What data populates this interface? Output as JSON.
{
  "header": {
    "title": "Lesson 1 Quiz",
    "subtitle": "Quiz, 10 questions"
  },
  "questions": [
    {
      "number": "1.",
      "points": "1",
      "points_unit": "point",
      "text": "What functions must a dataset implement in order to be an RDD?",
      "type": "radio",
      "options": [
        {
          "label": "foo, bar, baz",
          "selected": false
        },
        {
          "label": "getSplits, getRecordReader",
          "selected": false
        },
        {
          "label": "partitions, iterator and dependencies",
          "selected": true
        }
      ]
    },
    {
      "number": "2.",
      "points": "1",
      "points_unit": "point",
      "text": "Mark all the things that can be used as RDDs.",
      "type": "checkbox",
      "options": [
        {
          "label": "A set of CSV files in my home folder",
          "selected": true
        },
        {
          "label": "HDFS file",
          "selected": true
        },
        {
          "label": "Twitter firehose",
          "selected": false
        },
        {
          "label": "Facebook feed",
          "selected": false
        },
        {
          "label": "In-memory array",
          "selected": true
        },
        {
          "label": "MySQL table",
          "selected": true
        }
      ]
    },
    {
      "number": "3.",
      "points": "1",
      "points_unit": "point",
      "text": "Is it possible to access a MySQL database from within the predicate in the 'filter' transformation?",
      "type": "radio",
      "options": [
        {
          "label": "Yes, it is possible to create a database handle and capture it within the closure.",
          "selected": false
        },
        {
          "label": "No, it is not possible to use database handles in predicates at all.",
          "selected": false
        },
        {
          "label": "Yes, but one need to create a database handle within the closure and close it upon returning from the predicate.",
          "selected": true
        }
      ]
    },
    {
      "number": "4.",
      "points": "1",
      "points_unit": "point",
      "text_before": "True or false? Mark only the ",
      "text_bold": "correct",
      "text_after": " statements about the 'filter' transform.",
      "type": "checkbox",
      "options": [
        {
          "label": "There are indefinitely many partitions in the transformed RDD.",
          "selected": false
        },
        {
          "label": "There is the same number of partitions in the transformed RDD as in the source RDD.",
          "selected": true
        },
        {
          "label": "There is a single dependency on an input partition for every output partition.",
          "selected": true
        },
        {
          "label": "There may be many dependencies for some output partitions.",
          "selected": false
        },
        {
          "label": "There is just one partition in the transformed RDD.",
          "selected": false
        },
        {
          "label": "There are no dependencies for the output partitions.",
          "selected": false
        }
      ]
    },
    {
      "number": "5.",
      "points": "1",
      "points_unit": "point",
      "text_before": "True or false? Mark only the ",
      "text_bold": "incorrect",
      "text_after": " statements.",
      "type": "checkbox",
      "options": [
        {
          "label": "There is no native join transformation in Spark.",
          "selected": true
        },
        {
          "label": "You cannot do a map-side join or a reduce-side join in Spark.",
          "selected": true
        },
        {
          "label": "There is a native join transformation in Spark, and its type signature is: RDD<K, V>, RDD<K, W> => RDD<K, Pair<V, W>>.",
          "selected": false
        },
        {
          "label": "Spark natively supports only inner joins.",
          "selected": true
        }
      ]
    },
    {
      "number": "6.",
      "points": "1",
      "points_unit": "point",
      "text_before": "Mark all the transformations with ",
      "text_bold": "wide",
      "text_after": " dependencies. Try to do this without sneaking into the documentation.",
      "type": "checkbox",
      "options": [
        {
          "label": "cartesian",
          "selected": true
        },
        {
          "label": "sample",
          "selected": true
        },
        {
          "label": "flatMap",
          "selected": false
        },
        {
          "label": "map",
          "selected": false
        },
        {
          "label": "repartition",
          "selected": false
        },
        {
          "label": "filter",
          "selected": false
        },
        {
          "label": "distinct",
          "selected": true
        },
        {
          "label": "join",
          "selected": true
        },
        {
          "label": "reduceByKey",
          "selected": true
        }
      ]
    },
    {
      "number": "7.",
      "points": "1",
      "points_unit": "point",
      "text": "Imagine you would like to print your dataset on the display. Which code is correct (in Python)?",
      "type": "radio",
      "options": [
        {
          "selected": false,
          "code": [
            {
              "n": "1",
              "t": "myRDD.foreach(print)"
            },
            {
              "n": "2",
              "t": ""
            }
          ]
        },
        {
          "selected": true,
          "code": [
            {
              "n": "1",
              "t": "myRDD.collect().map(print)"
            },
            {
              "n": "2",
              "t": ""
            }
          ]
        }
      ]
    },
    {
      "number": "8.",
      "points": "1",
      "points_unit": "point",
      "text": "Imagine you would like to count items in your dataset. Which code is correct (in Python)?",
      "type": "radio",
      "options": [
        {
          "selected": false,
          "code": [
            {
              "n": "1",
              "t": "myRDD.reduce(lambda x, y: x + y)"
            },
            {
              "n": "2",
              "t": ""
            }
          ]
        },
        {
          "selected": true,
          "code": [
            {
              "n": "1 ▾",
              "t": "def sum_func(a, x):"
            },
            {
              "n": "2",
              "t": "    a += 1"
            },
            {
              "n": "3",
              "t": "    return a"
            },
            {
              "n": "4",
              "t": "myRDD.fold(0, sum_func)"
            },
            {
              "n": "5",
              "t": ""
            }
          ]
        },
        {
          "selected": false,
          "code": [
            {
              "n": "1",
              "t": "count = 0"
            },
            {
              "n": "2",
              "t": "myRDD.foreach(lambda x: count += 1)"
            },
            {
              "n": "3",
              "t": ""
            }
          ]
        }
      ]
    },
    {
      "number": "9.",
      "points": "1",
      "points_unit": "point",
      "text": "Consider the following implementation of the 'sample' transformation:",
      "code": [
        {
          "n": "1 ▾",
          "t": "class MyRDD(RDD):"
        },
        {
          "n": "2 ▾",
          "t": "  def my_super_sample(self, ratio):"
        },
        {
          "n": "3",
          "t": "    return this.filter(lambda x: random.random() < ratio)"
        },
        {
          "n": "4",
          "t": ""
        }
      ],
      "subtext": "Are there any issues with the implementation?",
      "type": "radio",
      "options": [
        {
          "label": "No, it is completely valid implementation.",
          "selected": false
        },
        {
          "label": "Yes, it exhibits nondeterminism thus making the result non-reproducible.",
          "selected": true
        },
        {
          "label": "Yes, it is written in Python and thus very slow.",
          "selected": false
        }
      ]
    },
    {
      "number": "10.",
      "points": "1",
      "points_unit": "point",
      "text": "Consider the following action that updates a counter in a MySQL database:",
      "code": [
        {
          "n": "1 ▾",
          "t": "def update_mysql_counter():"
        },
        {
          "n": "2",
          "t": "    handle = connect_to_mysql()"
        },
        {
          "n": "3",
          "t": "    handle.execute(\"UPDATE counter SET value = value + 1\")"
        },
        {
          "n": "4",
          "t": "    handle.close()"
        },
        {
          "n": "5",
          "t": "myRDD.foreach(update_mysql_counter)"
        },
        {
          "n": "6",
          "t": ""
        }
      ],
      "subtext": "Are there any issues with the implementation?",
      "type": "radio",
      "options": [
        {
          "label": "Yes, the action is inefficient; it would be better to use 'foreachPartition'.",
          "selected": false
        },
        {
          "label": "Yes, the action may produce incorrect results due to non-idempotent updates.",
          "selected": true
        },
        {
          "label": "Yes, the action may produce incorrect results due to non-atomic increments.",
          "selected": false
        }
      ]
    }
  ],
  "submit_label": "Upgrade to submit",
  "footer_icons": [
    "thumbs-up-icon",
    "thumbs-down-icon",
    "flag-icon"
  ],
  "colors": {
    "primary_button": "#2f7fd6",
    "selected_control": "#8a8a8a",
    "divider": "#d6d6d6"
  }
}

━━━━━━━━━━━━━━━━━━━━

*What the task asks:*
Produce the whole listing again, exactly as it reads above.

*Reply:*
What data populates this interface? Output as JSON.
{
  "header": {
    "title": "Lesson 1 Quiz",
    "subtitle": "Quiz, 10 questions"
  },
  "questions": [
    {
      "number": "1.",
      "points": "1",
      "points_unit": "point",
      "text": "What functions must a dataset implement in order to be an RDD?",
      "type": "radio",
      "options": [
        {
          "label": "foo, bar, baz",
          "selected": false
        },
        {
          "label": "getSplits, getRecordReader",
          "selected": false
        },
        {
          "label": "partitions, iterator and dependencies",
          "selected": true
        }
      ]
    },
    {
      "number": "2.",
      "points": "1",
      "points_unit": "point",
      "text": "Mark all the things that can be used as RDDs.",
      "type": "checkbox",
      "options": [
        {
          "label": "A set of CSV files in my home folder",
          "selected": true
        },
        {
          "label": "HDFS file",
          "selected": true
        },
        {
          "label": "Twitter firehose",
          "selected": false
        },
        {
          "label": "Facebook feed",
          "selected": false
        },
        {
          "label": "In-memory array",
          "selected": true
        },
        {
          "label": "MySQL table",
          "selected": true
        }
      ]
    },
    {
      "number": "3.",
      "points": "1",
      "points_unit": "point",
      "text": "Is it possible to access a MySQL database from within the predicate in the 'filter' transformation?",
      "type": "radio",
      "options": [
        {
          "label": "Yes, it is possible to create a database handle and capture it within the closure.",
          "selected": false
        },
        {
          "label": "No, it is not possible to use database handles in predicates at all.",
          "selected": false
        },
        {
          "label": "Yes, but one need to create a database handle within the closure and close it upon returning from the predicate.",
          "selected": true
        }
      ]
    },
    {
      "number": "4.",
      "points": "1",
      "points_unit": "point",
      "text_before": "True or false? Mark only the ",
      "text_bold": "correct",
      "text_after": " statements about the 'filter' transform.",
      "type": "checkbox",
      "options": [
        {
          "label": "There are indefinitely many partitions in the transformed RDD.",
          "selected": false
        },
        {
          "label": "There is the same number of partitions in the transformed RDD as in the source RDD.",
          "selected": true
        },
        {
          "label": "There is a single dependency on an input partition for every output partition.",
          "selected": true
        },
        {
          "label": "There may be many dependencies for some output partitions.",
          "selected": false
        },
        {
          "label": "There is just one partition in the transformed RDD.",
          "selected": false
        },
        {
          "label": "There are no dependencies for the output partitions.",
          "selected": false
        }
      ]
    },
    {
      "number": "5.",
      "points": "1",
      "points_unit": "point",
      "text_before": "True or false? Mark only the ",
      "text_bold": "incorrect",
      "text_after": " statements.",
      "type": "checkbox",
      "options": [
        {
          "label": "There is no native join transformation in Spark.",
          "selected": true
        },
        {
          "label": "You cannot do a map-side join or a reduce-side join in Spark.",
          "selected": true
        },
        {
          "label": "There is a native join transformation in Spark, and its type signature is: RDD<K, V>, RDD<K, W> => RDD<K, Pair<V, W>>.",
          "selected": false
        },
        {
          "label": "Spark natively supports only inner joins.",
          "selected": true
        }
      ]
    },
    {
      "number": "6.",
      "points": "1",
      "points_unit": "point",
      "text_before": "Mark all the transformations with ",
      "text_bold": "wide",
      "text_after": " dependencies. Try to do this without sneaking into the documentation.",
      "type": "checkbox",
      "options": [
        {
          "label": "cartesian",
          "selected": true
        },
        {
          "label": "sample",
          "selected": true
        },
        {
          "label": "flatMap",
          "selected": false
        },
        {
          "label": "map",
          "selected": false
        },
        {
          "label": "repartition",
          "selected": false
        },
        {
          "label": "filter",
          "selected": false
        },
        {
          "label": "distinct",
          "selected": true
        },
        {
          "label": "join",
          "selected": true
        },
        {
          "label": "reduceByKey",
          "selected": true
        }
      ]
    },
    {
      "number": "7.",
      "points": "1",
      "points_unit": "point",
      "text": "Imagine you would like to print your dataset on the display. Which code is correct (in Python)?",
      "type": "radio",
      "options": [
        {
          "selected": false,
          "code": [
            {
              "n": "1",
              "t": "myRDD.foreach(print)"
            },
            {
              "n": "2",
              "t": ""
            }
          ]
        },
        {
          "selected": true,
          "code": [
            {
              "n": "1",
              "t": "myRDD.collect().map(print)"
            },
            {
              "n": "2",
              "t": ""
            }
          ]
        }
      ]
    },
    {
      "number": "8.",
      "points": "1",
      "points_unit": "point",
      "text": "Imagine you would like to count items in your dataset. Which code is correct (in Python)?",
      "type": "radio",
      "options": [
        {
          "selected": false,
          "code": [
            {
              "n": "1",
              "t": "myRDD.reduce(lambda x, y: x + y)"
            },
            {
              "n": "2",
              "t": ""
            }
          ]
        },
        {
          "selected": true,
          "code": [
            {
              "n": "1 ▾",
              "t": "def sum_func(a, x):"
            },
            {
              "n": "2",
              "t": "    a += 1"
            },
            {
              "n": "3",
              "t": "    return a"
            },
            {
              "n": "4",
              "t": "myRDD.fold(0, sum_func)"
            },
            {
              "n": "5",
              "t": ""
            }
          ]
        },
        {
          "selected": false,
          "code": [
            {
              "n": "1",
              "t": "count = 0"
            },
            {
              "n": "2",
              "t": "myRDD.foreach(lambda x: count += 1)"
            },
            {
              "n": "3",
              "t": ""
            }
          ]
        }
      ]
    },
    {
      "number": "9.",
      "points": "1",
      "points_unit": "point",
      "text": "Consider the following implementation of the 'sample' transformation:",
      "code": [
        {
          "n": "1 ▾",
          "t": "class MyRDD(RDD):"
        },
        {
          "n": "2 ▾",
          "t": "  def my_super_sample(self, ratio):"
        },
        {
          "n": "3",
          "t": "    return this.filter(lambda x: random.random() < ratio)"
        },
        {
          "n": "4",
          "t": ""
        }
      ],
      "subtext": "Are there any issues with the implementation?",
      "type": "radio",
      "options": [
        {
          "label": "No, it is completely valid implementation.",
          "selected": false
        },
        {
          "label": "Yes, it exhibits nondeterminism thus making the result non-reproducible.",
          "selected": true
        },
        {
          "label": "Yes, it is written in Python and thus very slow.",
          "selected": false
        }
      ]
    },
    {
      "number": "10.",
      "points": "1",
      "points_unit": "point",
      "text": "Consider the following action that updates a counter in a MySQL database:",
      "code": [
        {
          "n": "1 ▾",
          "t": "def update_mysql_counter():"
        },
        {
          "n": "2",
          "t": "    handle = connect_to_mysql()"
        },
        {
          "n": "3",
          "t": "    handle.execute(\"UPDATE counter SET value = value + 1\")"
        },
        {
          "n": "4",
          "t": "    handle.close()"
        },
        {
          "n": "5",
          "t": "myRDD.foreach(update_mysql_counter)"
        },
        {
          "n": "6",
          "t": ""
        }
      ],
      "subtext": "Are there any issues with the implementation?",
      "type": "radio",
      "options": [
        {
          "label": "Yes, the action is inefficient; it would be better to use 'foreachPartition'.",
          "selected": false
        },
        {
          "label": "Yes, the action may produce incorrect results due to non-idempotent updates.",
          "selected": true
        },
        {
          "label": "Yes, the action may produce incorrect results due to non-atomic increments.",
          "selected": false
        }
      ]
    }
  ],
  "submit_label": "Upgrade to submit",
  "footer_icons": [
    "thumbs-up-icon",
    "thumbs-down-icon",
    "flag-icon"
  ],
  "colors": {
    "primary_button": "#2f7fd6",
    "selected_control": "#8a8a8a",
    "divider": "#d6d6d6"
  }
}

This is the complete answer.